The amount of money cybercriminals are seeking has been evidenced after it was reported that hackers are demanding $2.5m ransom from local authorities in Texas.
Earlier this week small local government departments in the US state of Texas had their IT systems knocked offline after a “co-ordinated” ransomware attack “from one single threat actor”.
The US has suffered a number of notable ransomware attacks in recent months, with certain US cities being hit particularly hard. Some cities opted to pay the attackers, whilst others refused.
According to Bleeping Computer, which cited the mayor of a municipality as saying that the the hacker is demanding a collective ransom of $2.5 million.
Keene like the others impacted by the attack, cannot process card payments or utility disconnections.
Keene Mayor Gary Heinrich was quoted in the US media as saying that the threat actor demanded $2.5 million in exchange for the key that decrypts the locked files.
Heinrich told NPR that the threat actor deployed the ransomware through the software from the managed service provider (MSP) used by the administration for technical support.
Last month a string of ransomware attacks on school networks in the US state of Louisiana led to Governor John Bel Edwards to declare a ‘state of emergency’ in order to give the state access to assistance from public bodies.
Texas meanwhile has drafted in cyber-security experts, as well as the military and counter-terrorism units, including the Texas Division of Emergency Management; Texas Military Department; Texas Department of Public Safety; as well as the Department of Homeland Security; the FBI; and other Federal cybersecurity partners.
Do not pay
Ransomware attacks are on the rise in the US and the government sector is a frequent target. Matters are not helped when local authorities or cities opt to pay the hackers.
“US government bodies have recently been a major target for ransomware attackers as they have been seeing huge pay outs from their attacks, with numerous governments giving into attacker demands and reportedly paying ransoms,” said Robert Ramsden Board, VP EMEA at Securonix.
“It is therefore not surprising the attackers in this incidence are demanding such a huge amount of money – if it worked with previous government agencies, why should it work again?” he added.
“However, it generally is never recommended to pay ransom demands as this only fuels the industry,” said Ramsden Board. “Instead the best defence against ransomware is a comprehensive security program that protects against known threats and malicious intent or behaviour.
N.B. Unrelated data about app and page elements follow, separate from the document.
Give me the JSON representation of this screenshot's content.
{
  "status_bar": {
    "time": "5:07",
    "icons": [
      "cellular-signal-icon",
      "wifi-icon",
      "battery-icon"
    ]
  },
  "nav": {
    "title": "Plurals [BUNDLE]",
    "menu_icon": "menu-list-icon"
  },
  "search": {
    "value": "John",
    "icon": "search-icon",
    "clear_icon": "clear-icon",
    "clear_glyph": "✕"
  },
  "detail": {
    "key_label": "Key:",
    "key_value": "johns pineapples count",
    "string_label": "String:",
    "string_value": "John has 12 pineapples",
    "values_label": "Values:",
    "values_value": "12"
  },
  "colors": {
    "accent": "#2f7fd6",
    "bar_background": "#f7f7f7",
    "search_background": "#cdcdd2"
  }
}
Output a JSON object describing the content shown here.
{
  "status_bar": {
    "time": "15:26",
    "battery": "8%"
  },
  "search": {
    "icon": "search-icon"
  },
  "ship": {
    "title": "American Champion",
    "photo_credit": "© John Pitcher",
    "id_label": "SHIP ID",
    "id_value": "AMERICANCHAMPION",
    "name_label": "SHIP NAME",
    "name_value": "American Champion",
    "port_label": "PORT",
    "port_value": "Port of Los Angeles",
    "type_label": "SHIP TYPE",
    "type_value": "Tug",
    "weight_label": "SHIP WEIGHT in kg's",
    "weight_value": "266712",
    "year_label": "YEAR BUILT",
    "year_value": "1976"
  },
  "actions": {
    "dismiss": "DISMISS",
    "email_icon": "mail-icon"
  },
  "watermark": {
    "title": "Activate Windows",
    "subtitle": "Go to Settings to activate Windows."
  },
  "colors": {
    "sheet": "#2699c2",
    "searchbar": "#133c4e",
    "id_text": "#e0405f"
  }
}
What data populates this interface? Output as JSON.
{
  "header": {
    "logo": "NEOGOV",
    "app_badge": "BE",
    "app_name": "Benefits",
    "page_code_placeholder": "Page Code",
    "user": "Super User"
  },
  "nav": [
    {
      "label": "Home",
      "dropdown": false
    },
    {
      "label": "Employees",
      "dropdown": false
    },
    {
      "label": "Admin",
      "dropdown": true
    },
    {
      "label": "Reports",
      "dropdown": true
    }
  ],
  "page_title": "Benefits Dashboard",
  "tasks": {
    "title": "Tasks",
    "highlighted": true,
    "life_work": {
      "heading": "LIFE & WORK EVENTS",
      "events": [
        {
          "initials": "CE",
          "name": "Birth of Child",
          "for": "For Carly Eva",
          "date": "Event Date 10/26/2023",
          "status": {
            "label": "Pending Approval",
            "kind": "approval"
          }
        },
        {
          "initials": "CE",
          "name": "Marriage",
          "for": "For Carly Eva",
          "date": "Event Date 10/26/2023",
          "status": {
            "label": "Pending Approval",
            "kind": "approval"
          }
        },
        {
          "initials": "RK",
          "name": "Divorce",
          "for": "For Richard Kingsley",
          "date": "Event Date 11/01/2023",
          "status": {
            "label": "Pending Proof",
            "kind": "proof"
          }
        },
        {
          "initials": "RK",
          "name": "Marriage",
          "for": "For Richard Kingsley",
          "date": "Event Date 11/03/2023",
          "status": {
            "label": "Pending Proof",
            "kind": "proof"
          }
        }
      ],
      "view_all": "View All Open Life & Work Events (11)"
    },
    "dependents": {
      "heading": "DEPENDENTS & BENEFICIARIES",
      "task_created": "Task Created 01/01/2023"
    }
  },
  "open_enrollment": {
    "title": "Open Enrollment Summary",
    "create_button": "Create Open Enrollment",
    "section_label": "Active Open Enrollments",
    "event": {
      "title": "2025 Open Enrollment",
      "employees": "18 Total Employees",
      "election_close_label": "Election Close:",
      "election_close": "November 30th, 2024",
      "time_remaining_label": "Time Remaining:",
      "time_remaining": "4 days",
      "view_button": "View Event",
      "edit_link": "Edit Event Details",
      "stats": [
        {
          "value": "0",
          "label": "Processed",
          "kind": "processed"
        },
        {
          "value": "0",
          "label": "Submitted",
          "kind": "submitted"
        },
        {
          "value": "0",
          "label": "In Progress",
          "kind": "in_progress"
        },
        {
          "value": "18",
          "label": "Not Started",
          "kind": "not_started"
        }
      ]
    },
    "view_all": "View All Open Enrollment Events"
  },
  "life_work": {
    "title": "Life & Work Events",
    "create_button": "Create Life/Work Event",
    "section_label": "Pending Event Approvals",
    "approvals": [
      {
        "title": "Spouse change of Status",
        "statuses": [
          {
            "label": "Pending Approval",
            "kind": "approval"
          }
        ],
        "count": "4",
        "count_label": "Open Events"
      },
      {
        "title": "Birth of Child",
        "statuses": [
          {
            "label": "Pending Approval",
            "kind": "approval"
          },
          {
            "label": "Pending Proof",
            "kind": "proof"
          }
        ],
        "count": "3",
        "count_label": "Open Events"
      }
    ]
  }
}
Companies and governments have an obligation to protect themselves and their citizens or customers from ransomware attackers. Protecting data assets should now be considered a key component of national defence.”
This advice not to pay attackers was repeated by another security expert.
“As long as we as a society continue paying ransoms, these attacks will continue,” said Cody Brocious, head of hacker education at HackerOne.
“Maintain regular (offline!) backups, keep your systems up to date, and don’t pay ransoms if you do happen to get hit,” said Brocious. “At this point, it’s akin to choosing not to get the flu shot; sure, if you’re healthy then you’re not likely to die from the flu, but you may transmit it to someone who will.”
“Giving in to these criminals is acting against the public good, which just ends up protecting organisations from the consequences of not taking their data seriously,” he added.
In May a ransomware attack crippled local government services in the city of Baltimore. That city refused to pay the hackers, despite email accounts being disabled and online tax payments unable to be processed.
That city estimated losses of around $18m (£15m) from the attack. The hackers had demanded $100,000 worth of Bitcoin.
But other US cities have opted to pay.
Florida-based Lake City has a population of over 12,000 people, and it opted to pay hackers after a ransomware attack.
The Lake City decision to pay the hackers $500,000 (£394,000) was aided by the fact that insurance would cover most of the ransom.
It came after the council of another city in Florida (Riviera Beach City) voted unanimously to pay hackers $600,000 who took over their computer systems via a ransomware attack earlier this year.
Do you know all about security? Try our quiz!